● **Data listing**

══════════

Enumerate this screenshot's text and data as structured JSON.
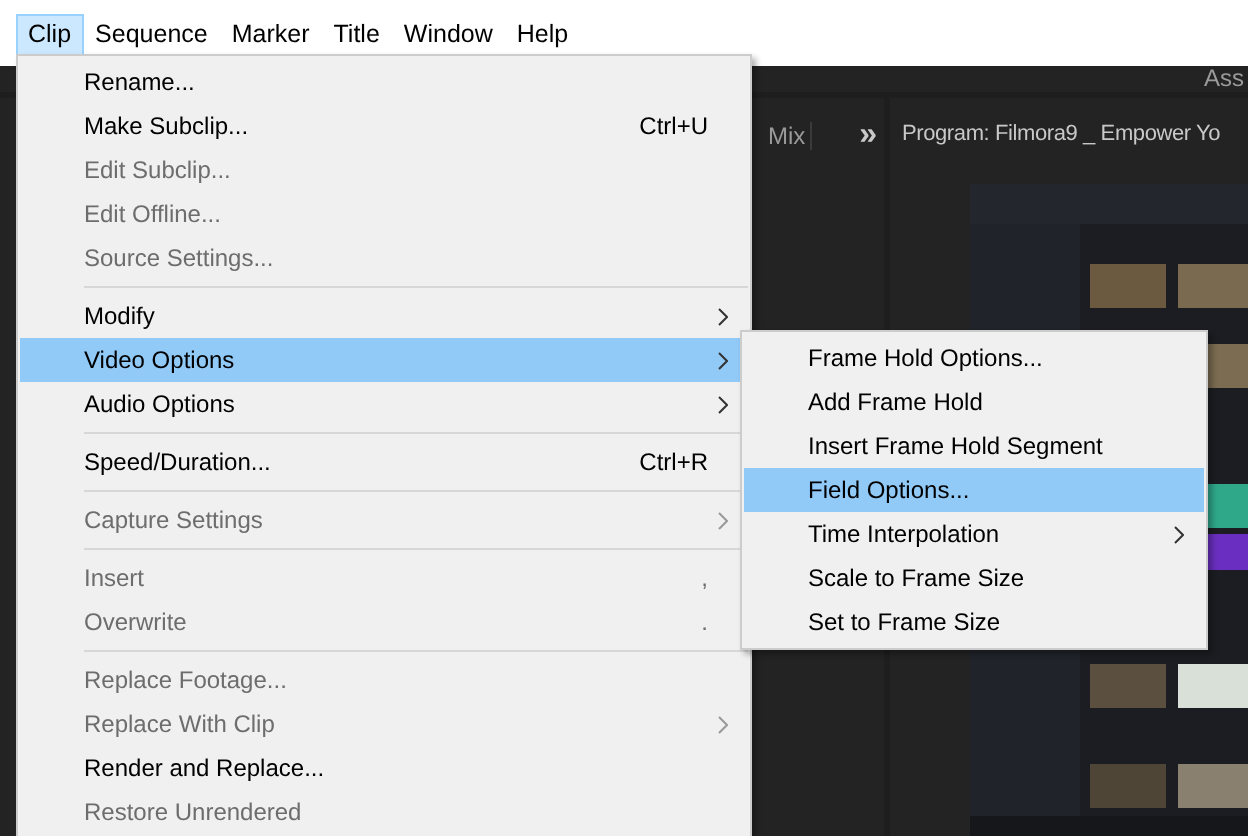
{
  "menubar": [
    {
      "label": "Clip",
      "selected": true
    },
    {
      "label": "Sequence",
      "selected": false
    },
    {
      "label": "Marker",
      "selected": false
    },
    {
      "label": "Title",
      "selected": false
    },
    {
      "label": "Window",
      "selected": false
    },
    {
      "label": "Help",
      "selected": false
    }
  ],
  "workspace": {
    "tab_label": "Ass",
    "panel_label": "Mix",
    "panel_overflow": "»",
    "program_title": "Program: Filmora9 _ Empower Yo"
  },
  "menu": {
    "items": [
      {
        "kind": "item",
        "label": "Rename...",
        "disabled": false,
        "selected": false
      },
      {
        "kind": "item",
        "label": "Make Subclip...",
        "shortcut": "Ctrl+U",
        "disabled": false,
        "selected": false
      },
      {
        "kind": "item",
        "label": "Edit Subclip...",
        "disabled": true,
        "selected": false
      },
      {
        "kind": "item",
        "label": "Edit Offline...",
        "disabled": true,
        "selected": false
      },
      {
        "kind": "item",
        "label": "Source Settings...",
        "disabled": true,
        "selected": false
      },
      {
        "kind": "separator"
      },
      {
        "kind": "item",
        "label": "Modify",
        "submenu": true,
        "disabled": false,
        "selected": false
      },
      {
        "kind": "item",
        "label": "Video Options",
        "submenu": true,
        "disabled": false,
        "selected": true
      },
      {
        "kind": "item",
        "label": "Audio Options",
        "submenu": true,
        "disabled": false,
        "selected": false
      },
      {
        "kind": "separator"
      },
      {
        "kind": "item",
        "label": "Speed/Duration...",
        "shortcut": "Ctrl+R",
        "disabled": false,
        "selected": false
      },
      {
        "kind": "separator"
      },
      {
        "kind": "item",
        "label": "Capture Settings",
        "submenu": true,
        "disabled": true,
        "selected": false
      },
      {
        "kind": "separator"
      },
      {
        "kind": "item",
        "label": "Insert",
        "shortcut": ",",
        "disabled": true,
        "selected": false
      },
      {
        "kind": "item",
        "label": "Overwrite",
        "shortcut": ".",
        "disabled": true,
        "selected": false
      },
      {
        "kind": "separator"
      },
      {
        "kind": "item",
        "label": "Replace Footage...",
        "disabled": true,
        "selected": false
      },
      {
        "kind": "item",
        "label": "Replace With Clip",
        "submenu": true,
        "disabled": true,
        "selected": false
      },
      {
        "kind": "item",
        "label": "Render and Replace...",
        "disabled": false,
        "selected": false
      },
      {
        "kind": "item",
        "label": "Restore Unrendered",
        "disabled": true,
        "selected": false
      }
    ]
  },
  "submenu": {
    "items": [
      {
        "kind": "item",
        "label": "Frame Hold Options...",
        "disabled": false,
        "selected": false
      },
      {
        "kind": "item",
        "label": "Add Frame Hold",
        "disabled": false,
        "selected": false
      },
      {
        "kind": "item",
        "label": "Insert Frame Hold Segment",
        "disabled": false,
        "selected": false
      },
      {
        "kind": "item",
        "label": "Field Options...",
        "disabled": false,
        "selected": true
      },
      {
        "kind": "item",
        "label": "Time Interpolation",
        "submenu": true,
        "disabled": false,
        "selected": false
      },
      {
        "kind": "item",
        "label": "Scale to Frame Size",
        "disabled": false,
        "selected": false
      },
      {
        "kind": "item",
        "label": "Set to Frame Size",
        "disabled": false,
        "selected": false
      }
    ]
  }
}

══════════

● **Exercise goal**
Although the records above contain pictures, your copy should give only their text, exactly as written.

● **Answer space**
Enumerate this screenshot's text and data as structured JSON.
{
  "menubar": [
    {
      "label": "Clip",
      "selected": true
    },
    {
      "label": "Sequence",
      "selected": false
    },
    {
      "label": "Marker",
      "selected": false
    },
    {
      "label": "Title",
      "selected": false
    },
    {
      "label": "Window",
      "selected": false
    },
    {
      "label": "Help",
      "selected": false
    }
  ],
  "workspace": {
    "tab_label": "Ass",
    "panel_label": "Mix",
    "panel_overflow": "»",
    "program_title": "Program: Filmora9 _ Empower Yo"
  },
  "menu": {
    "items": [
      {
        "kind": "item",
        "label": "Rename...",
        "disabled": false,
        "selected": false
      },
      {
        "kind": "item",
        "label": "Make Subclip...",
        "shortcut": "Ctrl+U",
        "disabled": false,
        "selected": false
      },
      {
        "kind": "item",
        "label": "Edit Subclip...",
        "disabled": true,
        "selected": false
      },
      {
        "kind": "item",
        "label": "Edit Offline...",
        "disabled": true,
        "selected": false
      },
      {
        "kind": "item",
        "label": "Source Settings...",
        "disabled": true,
        "selected": false
      },
      {
        "kind": "separator"
      },
      {
        "kind": "item",
        "label": "Modify",
        "submenu": true,
        "disabled": false,
        "selected": false
      },
      {
        "kind": "item",
        "label": "Video Options",
        "submenu": true,
        "disabled": false,
        "selected": true
      },
      {
        "kind": "item",
        "label": "Audio Options",
        "submenu": true,
        "disabled": false,
        "selected": false
      },
      {
        "kind": "separator"
      },
      {
        "kind": "item",
        "label": "Speed/Duration...",
        "shortcut": "Ctrl+R",
        "disabled": false,
        "selected": false
      },
      {
        "kind": "separator"
      },
      {
        "kind": "item",
        "label": "Capture Settings",
        "submenu": true,
        "disabled": true,
        "selected": false
      },
      {
        "kind": "separator"
      },
      {
        "kind": "item",
        "label": "Insert",
        "shortcut": ",",
        "disabled": true,
        "selected": false
      },
      {
        "kind": "item",
        "label": "Overwrite",
        "shortcut": ".",
        "disabled": true,
        "selected": false
      },
      {
        "kind": "separator"
      },
      {
        "kind": "item",
        "label": "Replace Footage...",
        "disabled": true,
        "selected": false
      },
      {
        "kind": "item",
        "label": "Replace With Clip",
        "submenu": true,
        "disabled": true,
        "selected": false
      },
      {
        "kind": "item",
        "label": "Render and Replace...",
        "disabled": false,
        "selected": false
      },
      {
        "kind": "item",
        "label": "Restore Unrendered",
        "disabled": true,
        "selected": false
      }
    ]
  },
  "submenu": {
    "items": [
      {
        "kind": "item",
        "label": "Frame Hold Options...",
        "disabled": false,
        "selected": false
      },
      {
        "kind": "item",
        "label": "Add Frame Hold",
        "disabled": false,
        "selected": false
      },
      {
        "kind": "item",
        "label": "Insert Frame Hold Segment",
        "disabled": false,
        "selected": false
      },
      {
        "kind": "item",
        "label": "Field Options...",
        "disabled": false,
        "selected": true
      },
      {
        "kind": "item",
        "label": "Time Interpolation",
        "submenu": true,
        "disabled": false,
        "selected": false
      },
      {
        "kind": "item",
        "label": "Scale to Frame Size",
        "disabled": false,
        "selected": false
      },
      {
        "kind": "item",
        "label": "Set to Frame Size",
        "disabled": false,
        "selected": false
      }
    ]
  }
}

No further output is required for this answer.